11th of Nissan, 5731
Brooklyn, N.Y.
[April 6, 1971]

Greeting and Blessing:

On the occasion of the forthcoming Yom-Tov Pesach, I send you my prayerful wishes that the Festival of Our Freedom bring you and yours true freedom, freedom from anxiety material and spiritual, from anything which might distract from serving G‑d wholeheartedly and with joy, and to carry over this freedom and joy into the whole year.

Wishing you and yours a Kosher and happy Pesach,


M. Schneerson

P.S. It is not easy for me to write the following lines, but I have no choice, and I trust you will understand.

I am referring to the concert program arranged by the Lubavitch Organization in Manchester last December, which has just now come to my attention.

To begin with the positive, I wish to congratulate those who arranged this elaborate presentation, etc., and were instrumental in rendering great service to the cause. Actually it is nothing unusual for a Jew to do a good thing, especially for a person like yourself, and the reward of the Mitzvo is the Mitzvo itself.

However, precisely because one does expect the best of a Jew, it is all the more regrettable when some negative aspect mars the thing. One cannot overlook a negative aspect in such a case, because it is necessary to make sure that it is not repeated in the future. It is for this reason mainly that I am impelled to express my objections.
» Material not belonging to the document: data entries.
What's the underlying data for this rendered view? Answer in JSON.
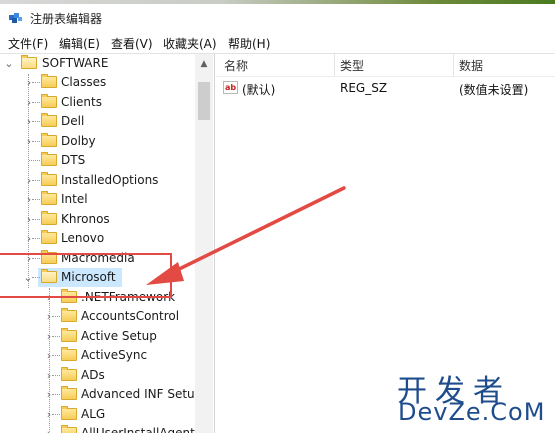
{
  "window": {
    "title": "注册表编辑器",
    "icon": "regedit-icon"
  },
  "menu": [
    "文件(F)",
    "编辑(E)",
    "查看(V)",
    "收藏夹(A)",
    "帮助(H)"
  ],
  "tree": {
    "root": "SOFTWARE",
    "items": [
      "Classes",
      "Clients",
      "Dell",
      "Dolby",
      "DTS",
      "InstalledOptions",
      "Intel",
      "Khronos",
      "Lenovo",
      "Macromedia",
      "Microsoft"
    ],
    "selected": "Microsoft",
    "children": [
      ".NETFramework",
      "AccountsControl",
      "Active Setup",
      "ActiveSync",
      "ADs",
      "Advanced INF Setup",
      "ALG",
      "AllUserInstallAgent"
    ]
  },
  "list": {
    "columns": [
      "名称",
      "类型",
      "数据"
    ],
    "rows": [
      {
        "name": "(默认)",
        "type": "REG_SZ",
        "data": "(数值未设置)"
      }
    ]
  },
  "annotation": {
    "color": "#e34a43"
  },
  "watermark": {
    "cn": "开发者",
    "en": "DevZe.CoM"
  }
}
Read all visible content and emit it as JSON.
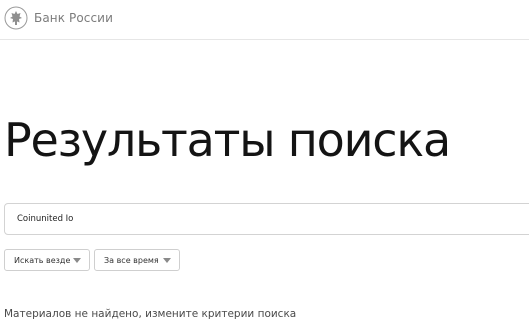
{
  "header": {
    "logo_text": "Банк России",
    "logo_icon": "double-headed-eagle-emblem"
  },
  "page": {
    "title": "Результаты поиска"
  },
  "search": {
    "value": "Coinunited Io"
  },
  "filters": {
    "where": {
      "label": "Искать везде"
    },
    "when": {
      "label": "За все время"
    }
  },
  "results": {
    "empty_message": "Материалов не найдено, измените критерии поиска"
  }
}
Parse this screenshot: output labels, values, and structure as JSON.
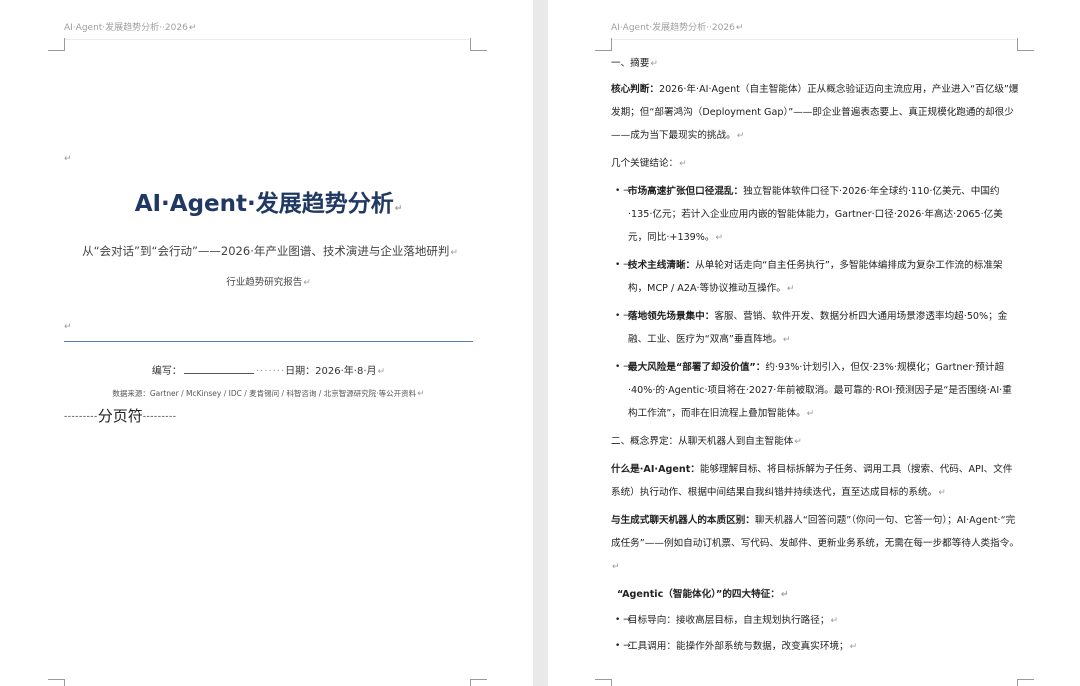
{
  "document": {
    "running_header": "AI·Agent·发展趋势分析··2026"
  },
  "cover": {
    "title": "AI·Agent·发展趋势分析",
    "subtitle": "从“会对话”到“会行动”——2026·年产业图谱、技术演进与企业落地研判",
    "organization": "行业趋势研究报告",
    "author_label": "编写：",
    "date_text": "日期：2026·年·8·月",
    "source_text": "数据来源：Gartner / McKinsey / IDC / 麦肯锡问 / 科智咨询 / 北京智源研究院·等公开资料",
    "page_break_label": "分页符"
  },
  "content": {
    "section1_heading": "一、摘要",
    "core_label": "核心判断：",
    "core_text": "2026·年·AI·Agent（自主智能体）正从概念验证迈向主流应用，产业进入“百亿级”爆发期；但“部署鸿沟（Deployment Gap）”——即企业普遍表态要上、真正规模化跑通的却很少——成为当下最现实的挑战。",
    "conclusions_heading": "几个关键结论：",
    "bullets": [
      {
        "lead": "市场高速扩张但口径混乱：",
        "text": "独立智能体软件口径下·2026·年全球约·110·亿美元、中国约·135·亿元；若计入企业应用内嵌的智能体能力，Gartner·口径·2026·年高达·2065·亿美元，同比·+139%。"
      },
      {
        "lead": "技术主线清晰：",
        "text": "从单轮对话走向“自主任务执行”，多智能体编排成为复杂工作流的标准架构，MCP / A2A·等协议推动互操作。"
      },
      {
        "lead": "落地领先场景集中：",
        "text": "客服、营销、软件开发、数据分析四大通用场景渗透率均超·50%；金融、工业、医疗为“双高”垂直阵地。"
      },
      {
        "lead": "最大风险是“部署了却没价值”：",
        "text": "约·93%·计划引入，但仅·23%·规模化；Gartner·预计超·40%·的·Agentic·项目将在·2027·年前被取消。最可靠的·ROI·预测因子是“是否围绕·AI·重构工作流”，而非在旧流程上叠加智能体。"
      }
    ],
    "section2_heading": "二、概念界定：从聊天机器人到自主智能体",
    "what_is_label": "什么是·AI·Agent：",
    "what_is_text": "能够理解目标、将目标拆解为子任务、调用工具（搜索、代码、API、文件系统）执行动作、根据中间结果自我纠错并持续迭代，直至达成目标的系统。",
    "diff_label": "与生成式聊天机器人的本质区别：",
    "diff_text": "聊天机器人“回答问题”（你问一句、它答一句）；AI·Agent·“完成任务”——例如自动订机票、写代码、发邮件、更新业务系统，无需在每一步都等待人类指令。",
    "features_heading": "“Agentic（智能体化）”的四大特征：",
    "features": [
      "目标导向：接收高层目标，自主规划执行路径；",
      "工具调用：能操作外部系统与数据，改变真实环境；"
    ]
  },
  "symbols": {
    "paragraph_mark": "↵",
    "bullet_glyph": "• →",
    "leader_dots": "·······",
    "break_dashes": "---------"
  }
}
In the order of the pages of the said program, I note that on page four, where the (Honorary) Officers of the Lubavitch Organizations of Manchester are mentioned, the name of Mr. Dovber Perrin is not included among them. This is greatly surprising to me, for I surely do not have to point out to you, who are in the very thick of the Lubavitch affairs in your community, that Mr. Perrin is a devoted and dedicated worker and supporter of Lubavitch in Manchester. Undoubtedly the omission was an oversight. However, inasmuch as this list may serve as a proto-copy for future reproductions, not only in local publications, but also elsewhere, I am calling your attention to it.

Now I come to my main objection to the Programme itself which appears in the center of the publication.
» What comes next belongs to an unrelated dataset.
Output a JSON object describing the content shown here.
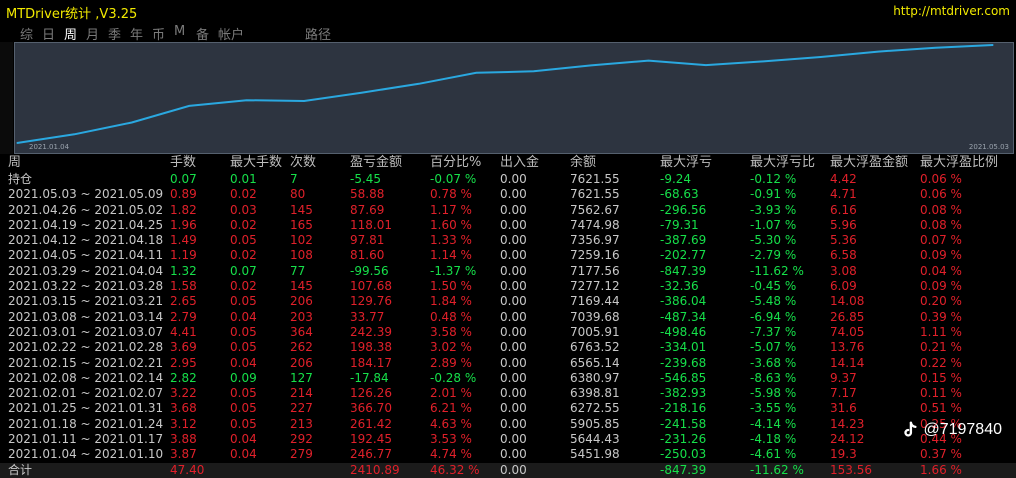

I need hardly emphasize that a concert arranged for a Jewish cause should have a Jewish character, and not be just a theatrical show. Certainly a concert arranged by and connected with Lubavitch. It is quite understandable therefore that I began to look for Jewish topics in the Programme, and I only found something of that nature at the very end of the Programme, after the intermission, and even there the topics are of a mixed nature, and suffice it for the wise.

I do not know who arranged this Programme, but it is well known that the artist has a rich repertoire of truly Jewish pieces.

There was added disappointment in the fact, which had so taken me aback that I was afraid to delve into it further, that the very first item on the program appears to be a church piece, composed for church service.

Much more could be said in connection with the above, but I want to spare you and myself further pain. Again, the purpose of bringing these regrettable items to your attention is not only to prevent their repetition, but also to urge you that if there are any copies of the brochure left, they should be immediately destroyed, at least insofar as the pages of the repertoire itself is concerned. Indeed, it seems to me as one of those fortunate breaks for Lubavitch that so far no one has come out with protests against Lubavitch in this connection.

To conclude on a good topic, may G‑d grant that inasmuch as we are approaching the Festival of Our Freedom, may it indeed bring about freedom from all undesirable things, that henceforth our exchange of correspondence should be exclusively on positive and happy topics.